Works from the private art collection of renowned poet and author Maya Angelou will soon go on public display.
While Vincent van Gogh’s self-portraits were a significant part of his painting career, no confirmed photographs of the artist as an adult are known to exist.
William Shakespeare was a commoner who wrote witty plays attended by Queen Elizabeth. Sir Francis Bacon was a noble who served as her Attorney General. Right?
Hot on the heels of a $1.5 billion art auction week, a painting by Georgia O’Keeffe broke the record for the most expensive work by a female artist sold at auction this morning.
As those of us without mountains of money continue to gawk and gripe over the unceasingly exorbitant sums fetched by art auctions, a Swedish glassware brand has gone out on a limb and tried something different: auctioning off artworks to people who have the strongest physical reactions to them.

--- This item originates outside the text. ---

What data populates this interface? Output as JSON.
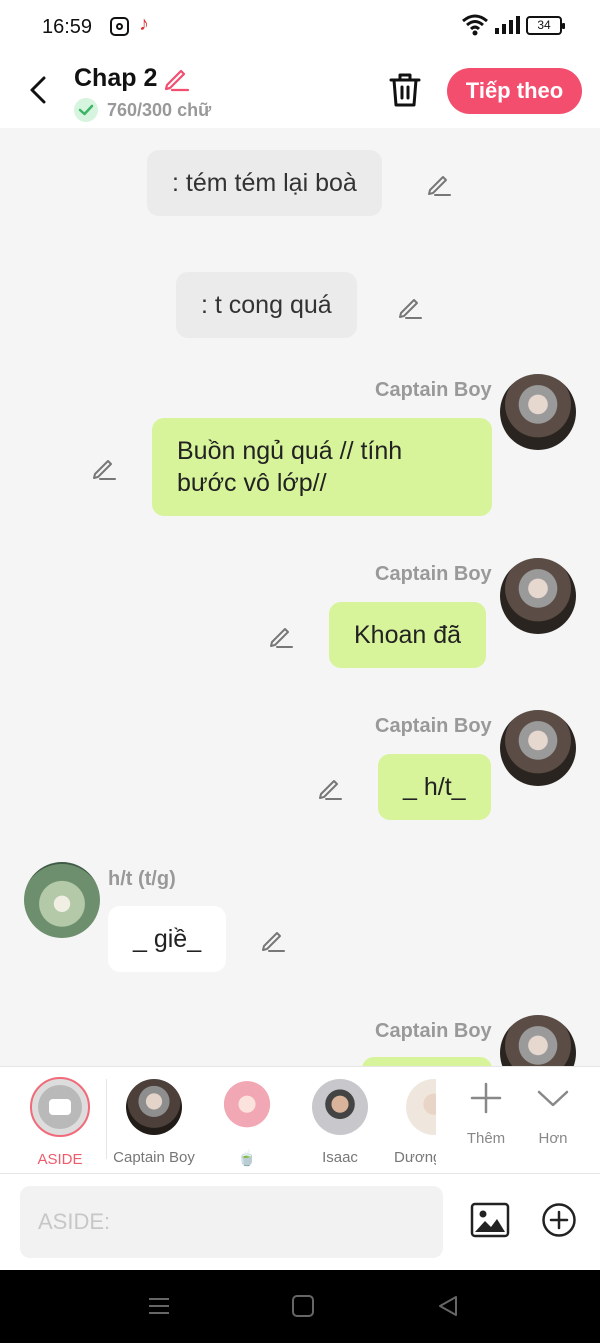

Can and should a government sell art to help pay off its debts? That’s been the question driving ongoing discussions about Detroit, but it’s also being raised across the Atlantic, where 85 works by Joan Miró were withdrawn from a Christie’s auction this week.
The New York Court of Appeals has ruled in the case of Jenack v. Rabidazeh, reversing a lower court’s decision and allowing sellers of objects at auction to remain anonymous.
Love them or hate them, auctions often signal a milestone, whether it’s for new media art or work from a specific region. Recently, Circle Art Agency, a Kenyan arts organization, hosted the first major art auction in East Africa. With 47 works from 43 artists, the auction was incredibly successful, garnering a total $216,000, according to Think Africa Press.
Have you ever wanted to own Francis Bacon’s old brushes, on which scabs of paint gnarl the worn handles, leftover residue of works of warped forms? Well, good news: there’s a Christie’s auction for you, and you can even pick up a dancing robot and taxidermy ostrich while you’re at it.
What happens when you get the best art historians, curators, and conservators together in a single museum? Well, you’re pretty likely to get the best deals in the art world, as the Metropolitan Museum just did when it snagged a Jacques-Louis David drawing for $700 ($840 with premium).
On Election Day, The New York Times featured an above-the-fold story in its Arts section about the fate of fake art as the country was deciding the fate of a fake politician. The article was illustrated by a tiny, smudged color reproduction of, as the caption states, a “disputed Jackson Pollock that a Manhattan gallery sold for $17 million.”
A researcher at Washington State University has used Google hits as an indicator of an artist’s fame in a study measuring the factors that influence sales at auction.